If you're writing a Napoleon Bonaparte biography, you will no doubt be struck by the contradictory nature of his accomplishments and personality. On one hand, for 24 years Napoleon Bonaparte was one of the most prominent generals of the French Revolution and went on to become the Emperor of France. He not only conquered mountains, but he led the men of the Great Army to win spectacular military victories throughout Europe. He is considered one of the strongest personalities in the history of man and his leadership brought about major changes to the French political, religious, economical, and social systems.
However this is where your Napoleon Bonaparte biography will likely take a twist. Bonaparte abused his leadership by trying to take complete control of both the government and people of France. Despite his grand military defeats, he continually desired and sought more power. It is reported that Napoleon controlled the press and used secret agents, arbitrary arrests, and public executions to maintain order and establish his reign as absolute ruler. Yet he did so under the guise of bringing freedom to the people!
There is no doubt about it: Under the Napoleonic Code, great forms of social liberty were granted to the people.
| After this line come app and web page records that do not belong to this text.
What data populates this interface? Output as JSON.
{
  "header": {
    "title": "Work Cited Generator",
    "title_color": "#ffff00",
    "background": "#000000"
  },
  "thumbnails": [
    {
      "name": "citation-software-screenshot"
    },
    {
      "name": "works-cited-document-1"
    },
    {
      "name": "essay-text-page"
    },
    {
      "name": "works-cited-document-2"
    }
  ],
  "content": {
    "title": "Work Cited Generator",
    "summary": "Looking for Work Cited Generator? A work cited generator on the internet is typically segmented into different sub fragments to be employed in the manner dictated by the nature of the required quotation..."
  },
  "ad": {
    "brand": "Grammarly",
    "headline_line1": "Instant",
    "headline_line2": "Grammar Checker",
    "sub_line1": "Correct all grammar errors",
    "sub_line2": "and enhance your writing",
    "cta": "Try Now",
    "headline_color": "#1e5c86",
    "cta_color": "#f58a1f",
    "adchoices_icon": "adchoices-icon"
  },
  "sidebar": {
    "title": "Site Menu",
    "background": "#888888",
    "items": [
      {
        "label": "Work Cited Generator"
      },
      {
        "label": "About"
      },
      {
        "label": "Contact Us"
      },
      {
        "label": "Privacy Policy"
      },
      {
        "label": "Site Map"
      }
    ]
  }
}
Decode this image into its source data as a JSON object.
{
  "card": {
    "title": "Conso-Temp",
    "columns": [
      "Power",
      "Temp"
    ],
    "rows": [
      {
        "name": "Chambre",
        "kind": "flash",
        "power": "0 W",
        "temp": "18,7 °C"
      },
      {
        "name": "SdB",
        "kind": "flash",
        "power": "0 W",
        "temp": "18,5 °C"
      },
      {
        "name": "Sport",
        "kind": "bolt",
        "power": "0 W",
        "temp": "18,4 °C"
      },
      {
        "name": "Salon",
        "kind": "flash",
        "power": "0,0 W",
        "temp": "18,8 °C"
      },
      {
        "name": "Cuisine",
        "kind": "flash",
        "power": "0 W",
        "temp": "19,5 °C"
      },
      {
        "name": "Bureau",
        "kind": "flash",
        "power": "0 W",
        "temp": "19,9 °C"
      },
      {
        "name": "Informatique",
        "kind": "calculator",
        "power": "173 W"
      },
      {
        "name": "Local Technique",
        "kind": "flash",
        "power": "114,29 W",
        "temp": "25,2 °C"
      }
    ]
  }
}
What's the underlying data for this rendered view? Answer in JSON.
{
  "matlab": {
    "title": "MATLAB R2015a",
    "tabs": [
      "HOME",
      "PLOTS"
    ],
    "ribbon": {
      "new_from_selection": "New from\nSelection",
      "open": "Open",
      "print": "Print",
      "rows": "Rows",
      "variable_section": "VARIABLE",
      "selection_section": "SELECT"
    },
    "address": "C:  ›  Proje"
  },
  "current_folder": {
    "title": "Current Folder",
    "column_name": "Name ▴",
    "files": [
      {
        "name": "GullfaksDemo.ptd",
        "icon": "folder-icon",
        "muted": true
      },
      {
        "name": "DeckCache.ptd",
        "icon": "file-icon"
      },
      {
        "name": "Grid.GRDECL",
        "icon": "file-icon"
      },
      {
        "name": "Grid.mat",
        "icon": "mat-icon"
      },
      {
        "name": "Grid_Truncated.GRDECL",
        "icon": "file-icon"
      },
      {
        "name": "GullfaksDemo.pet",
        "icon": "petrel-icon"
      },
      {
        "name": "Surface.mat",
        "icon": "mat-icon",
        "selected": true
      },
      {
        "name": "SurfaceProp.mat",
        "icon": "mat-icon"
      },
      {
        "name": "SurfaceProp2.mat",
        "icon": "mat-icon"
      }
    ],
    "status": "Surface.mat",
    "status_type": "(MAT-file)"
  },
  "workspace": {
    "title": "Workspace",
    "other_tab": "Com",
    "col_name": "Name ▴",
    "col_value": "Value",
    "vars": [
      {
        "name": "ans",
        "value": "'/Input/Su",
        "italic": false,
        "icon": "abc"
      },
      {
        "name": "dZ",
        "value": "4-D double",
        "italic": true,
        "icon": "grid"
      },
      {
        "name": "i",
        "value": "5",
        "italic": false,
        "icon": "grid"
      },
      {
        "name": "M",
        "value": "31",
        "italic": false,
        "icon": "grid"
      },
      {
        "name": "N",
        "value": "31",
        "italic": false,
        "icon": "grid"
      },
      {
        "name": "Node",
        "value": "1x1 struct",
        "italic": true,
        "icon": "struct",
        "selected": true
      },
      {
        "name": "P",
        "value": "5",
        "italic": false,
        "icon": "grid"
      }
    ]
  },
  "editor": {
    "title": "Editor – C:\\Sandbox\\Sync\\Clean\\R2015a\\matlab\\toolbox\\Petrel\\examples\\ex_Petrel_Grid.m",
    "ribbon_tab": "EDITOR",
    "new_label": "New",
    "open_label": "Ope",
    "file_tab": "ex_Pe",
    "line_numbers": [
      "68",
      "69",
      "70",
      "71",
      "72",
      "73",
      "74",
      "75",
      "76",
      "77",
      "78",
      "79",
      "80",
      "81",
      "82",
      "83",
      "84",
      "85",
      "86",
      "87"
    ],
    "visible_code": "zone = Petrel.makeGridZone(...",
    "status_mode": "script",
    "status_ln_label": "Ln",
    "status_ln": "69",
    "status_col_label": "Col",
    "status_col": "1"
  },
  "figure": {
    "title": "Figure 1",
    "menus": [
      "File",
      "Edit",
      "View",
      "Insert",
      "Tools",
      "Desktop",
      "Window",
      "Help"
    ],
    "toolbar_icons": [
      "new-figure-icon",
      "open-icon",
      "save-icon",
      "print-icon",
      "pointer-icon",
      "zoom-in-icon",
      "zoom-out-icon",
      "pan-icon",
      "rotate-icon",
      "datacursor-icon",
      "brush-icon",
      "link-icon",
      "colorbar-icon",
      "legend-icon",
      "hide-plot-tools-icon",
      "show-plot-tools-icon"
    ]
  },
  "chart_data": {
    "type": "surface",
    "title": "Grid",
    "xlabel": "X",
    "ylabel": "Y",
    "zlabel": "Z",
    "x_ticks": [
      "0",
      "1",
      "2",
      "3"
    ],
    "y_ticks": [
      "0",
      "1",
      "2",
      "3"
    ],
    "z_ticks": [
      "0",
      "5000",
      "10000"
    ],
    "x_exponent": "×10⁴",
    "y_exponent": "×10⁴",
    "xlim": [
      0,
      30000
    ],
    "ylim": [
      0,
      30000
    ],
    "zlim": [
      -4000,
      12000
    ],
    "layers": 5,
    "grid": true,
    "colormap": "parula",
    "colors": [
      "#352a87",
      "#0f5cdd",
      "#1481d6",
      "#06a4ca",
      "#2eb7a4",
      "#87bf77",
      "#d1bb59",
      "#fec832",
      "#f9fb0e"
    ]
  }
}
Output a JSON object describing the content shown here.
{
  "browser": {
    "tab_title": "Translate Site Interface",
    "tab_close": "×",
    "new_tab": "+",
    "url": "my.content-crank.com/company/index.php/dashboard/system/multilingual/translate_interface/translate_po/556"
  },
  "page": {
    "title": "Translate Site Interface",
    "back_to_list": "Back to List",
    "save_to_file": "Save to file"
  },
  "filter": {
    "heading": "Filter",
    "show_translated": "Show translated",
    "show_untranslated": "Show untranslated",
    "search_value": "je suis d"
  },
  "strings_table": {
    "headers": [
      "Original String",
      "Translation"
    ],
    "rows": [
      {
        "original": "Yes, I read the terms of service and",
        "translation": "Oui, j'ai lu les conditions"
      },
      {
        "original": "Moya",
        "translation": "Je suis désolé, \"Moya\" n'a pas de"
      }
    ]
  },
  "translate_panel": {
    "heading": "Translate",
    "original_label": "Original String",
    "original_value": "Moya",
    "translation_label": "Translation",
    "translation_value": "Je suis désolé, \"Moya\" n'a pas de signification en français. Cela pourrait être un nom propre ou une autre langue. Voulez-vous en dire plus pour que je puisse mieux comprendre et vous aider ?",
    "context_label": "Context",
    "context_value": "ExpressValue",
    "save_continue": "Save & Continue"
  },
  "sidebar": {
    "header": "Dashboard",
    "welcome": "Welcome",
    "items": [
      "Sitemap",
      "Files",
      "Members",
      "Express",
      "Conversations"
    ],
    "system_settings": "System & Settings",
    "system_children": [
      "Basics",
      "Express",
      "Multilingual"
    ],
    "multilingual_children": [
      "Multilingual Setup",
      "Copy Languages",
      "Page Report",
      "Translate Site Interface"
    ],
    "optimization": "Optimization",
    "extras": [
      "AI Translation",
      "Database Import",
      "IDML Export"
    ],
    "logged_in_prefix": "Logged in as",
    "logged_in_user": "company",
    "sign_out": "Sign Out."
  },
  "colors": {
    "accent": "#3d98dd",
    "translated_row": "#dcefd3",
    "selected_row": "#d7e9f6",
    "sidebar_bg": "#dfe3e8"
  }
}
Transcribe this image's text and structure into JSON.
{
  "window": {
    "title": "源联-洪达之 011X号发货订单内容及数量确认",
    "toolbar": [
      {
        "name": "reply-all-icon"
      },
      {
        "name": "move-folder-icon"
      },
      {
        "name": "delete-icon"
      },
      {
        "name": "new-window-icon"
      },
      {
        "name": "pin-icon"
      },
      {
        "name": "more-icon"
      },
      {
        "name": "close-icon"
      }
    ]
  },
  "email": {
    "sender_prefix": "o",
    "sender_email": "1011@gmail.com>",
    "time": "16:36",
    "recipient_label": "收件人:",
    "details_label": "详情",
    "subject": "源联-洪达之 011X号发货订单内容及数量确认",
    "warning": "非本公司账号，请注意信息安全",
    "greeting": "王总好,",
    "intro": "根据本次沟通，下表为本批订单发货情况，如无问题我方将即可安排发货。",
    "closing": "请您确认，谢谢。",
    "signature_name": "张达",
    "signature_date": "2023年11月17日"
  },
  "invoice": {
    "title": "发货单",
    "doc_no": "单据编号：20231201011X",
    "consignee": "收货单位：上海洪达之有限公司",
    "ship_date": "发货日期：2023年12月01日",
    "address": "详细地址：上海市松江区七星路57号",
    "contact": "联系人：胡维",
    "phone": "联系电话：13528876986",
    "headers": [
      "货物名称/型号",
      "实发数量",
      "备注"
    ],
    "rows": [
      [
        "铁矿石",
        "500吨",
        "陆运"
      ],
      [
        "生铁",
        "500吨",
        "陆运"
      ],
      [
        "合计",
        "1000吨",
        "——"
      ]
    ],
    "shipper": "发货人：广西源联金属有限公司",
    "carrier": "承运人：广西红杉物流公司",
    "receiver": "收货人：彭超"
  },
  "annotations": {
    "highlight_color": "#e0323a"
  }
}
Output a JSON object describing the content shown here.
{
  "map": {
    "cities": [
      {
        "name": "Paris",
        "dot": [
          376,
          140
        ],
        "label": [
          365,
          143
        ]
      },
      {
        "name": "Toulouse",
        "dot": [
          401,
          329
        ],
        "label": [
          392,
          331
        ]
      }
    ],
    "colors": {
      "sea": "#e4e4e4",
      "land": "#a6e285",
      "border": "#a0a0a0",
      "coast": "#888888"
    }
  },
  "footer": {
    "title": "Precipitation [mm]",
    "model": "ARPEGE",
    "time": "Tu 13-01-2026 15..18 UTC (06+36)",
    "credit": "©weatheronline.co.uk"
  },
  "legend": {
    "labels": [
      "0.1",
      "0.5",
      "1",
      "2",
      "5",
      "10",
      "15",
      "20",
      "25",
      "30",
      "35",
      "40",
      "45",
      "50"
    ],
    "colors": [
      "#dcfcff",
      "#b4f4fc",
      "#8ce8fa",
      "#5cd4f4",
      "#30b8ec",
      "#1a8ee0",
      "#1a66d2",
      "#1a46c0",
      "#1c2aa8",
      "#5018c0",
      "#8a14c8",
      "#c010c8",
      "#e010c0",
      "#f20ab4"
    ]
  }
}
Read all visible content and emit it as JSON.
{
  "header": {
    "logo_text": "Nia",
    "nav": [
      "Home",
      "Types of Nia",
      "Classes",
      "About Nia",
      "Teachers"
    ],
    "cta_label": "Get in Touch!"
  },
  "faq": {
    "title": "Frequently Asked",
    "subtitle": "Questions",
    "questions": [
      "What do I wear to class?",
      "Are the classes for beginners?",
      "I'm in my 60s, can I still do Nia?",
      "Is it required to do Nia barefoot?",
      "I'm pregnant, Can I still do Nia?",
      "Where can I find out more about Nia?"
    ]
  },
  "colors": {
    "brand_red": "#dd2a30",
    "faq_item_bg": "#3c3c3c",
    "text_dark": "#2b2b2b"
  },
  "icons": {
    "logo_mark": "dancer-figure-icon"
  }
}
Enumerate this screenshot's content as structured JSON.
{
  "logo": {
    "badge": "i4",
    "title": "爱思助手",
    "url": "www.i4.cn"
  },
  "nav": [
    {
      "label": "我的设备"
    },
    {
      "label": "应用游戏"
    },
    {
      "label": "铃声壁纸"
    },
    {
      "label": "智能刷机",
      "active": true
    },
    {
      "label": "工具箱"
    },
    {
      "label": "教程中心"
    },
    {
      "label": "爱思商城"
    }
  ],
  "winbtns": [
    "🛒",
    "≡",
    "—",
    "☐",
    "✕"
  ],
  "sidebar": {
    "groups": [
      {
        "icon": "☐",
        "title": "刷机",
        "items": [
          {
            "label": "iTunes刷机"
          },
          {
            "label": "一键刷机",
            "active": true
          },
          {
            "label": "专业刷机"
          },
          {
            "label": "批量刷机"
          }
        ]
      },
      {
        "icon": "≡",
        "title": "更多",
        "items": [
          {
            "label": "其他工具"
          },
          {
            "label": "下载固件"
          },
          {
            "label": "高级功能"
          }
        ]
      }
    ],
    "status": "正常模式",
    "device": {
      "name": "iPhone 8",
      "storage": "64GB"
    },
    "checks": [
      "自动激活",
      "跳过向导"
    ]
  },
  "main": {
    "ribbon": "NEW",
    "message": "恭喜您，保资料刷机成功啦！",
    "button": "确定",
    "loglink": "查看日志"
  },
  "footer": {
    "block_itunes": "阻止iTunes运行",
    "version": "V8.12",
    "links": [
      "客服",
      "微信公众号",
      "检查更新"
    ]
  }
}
In 1801 Napoleon returned the church to its civil status. In 1800 Napoleon established the Bank of France, which helped stabilize the economy and promoted economic development. He also abolished all tax exemptions and raised revenues to support public education, of which Napoleon was a big supporter. With the desire for absolute control on one hand and the liberation of the people on the other, it's no wonder the figure of Napoleon is so exalted yet controversial.
Of course, no Napoleon Bonaparte biography would be complete without mentioning his first wife, Josephine, who kneeled by his side as he was named Emperor of France. It is said that Empress Josephine lived lavishly, hosting hundreds of balls and spending evenings at the theatre and opera. She spent exorbitant amounts of money on jewelry, clothing, art, furniture, chandeliers and other items. According to her biographer, Carolly Erickson, she possessed "more dresses than any woman could possibly wearâ€¦nearly a thousand pairs of gloves, eight hundred pairs of shoes, several thousand pairs of silk stockings, hundreds of embroidered chemises, camisoles, and nightcaps." And regarding the jewels Josephine loved to show off, there were "diamonds, pearls, rubies, sapphires, emeralds, and opals surpassing any other European collection."
In celebration of his military victories, it was Napoleon who commissioned the construction of the Arc de Triomphe, which today is visited by millions of people every year, and from which the Champs-Elysees and 11 other avenues emanate. It took 30 years to complete the 50m (164-foot) structure, which was ultimately finished under Louis-Phillippe. Fittingly, Napoleon's funeral procession passed directly under the arch, making its way to Les Invalides, Napoleon's final resting place.
To keep things interesting, you might want to end your Napoleon Bonaparte biography with some of his best-known quotations: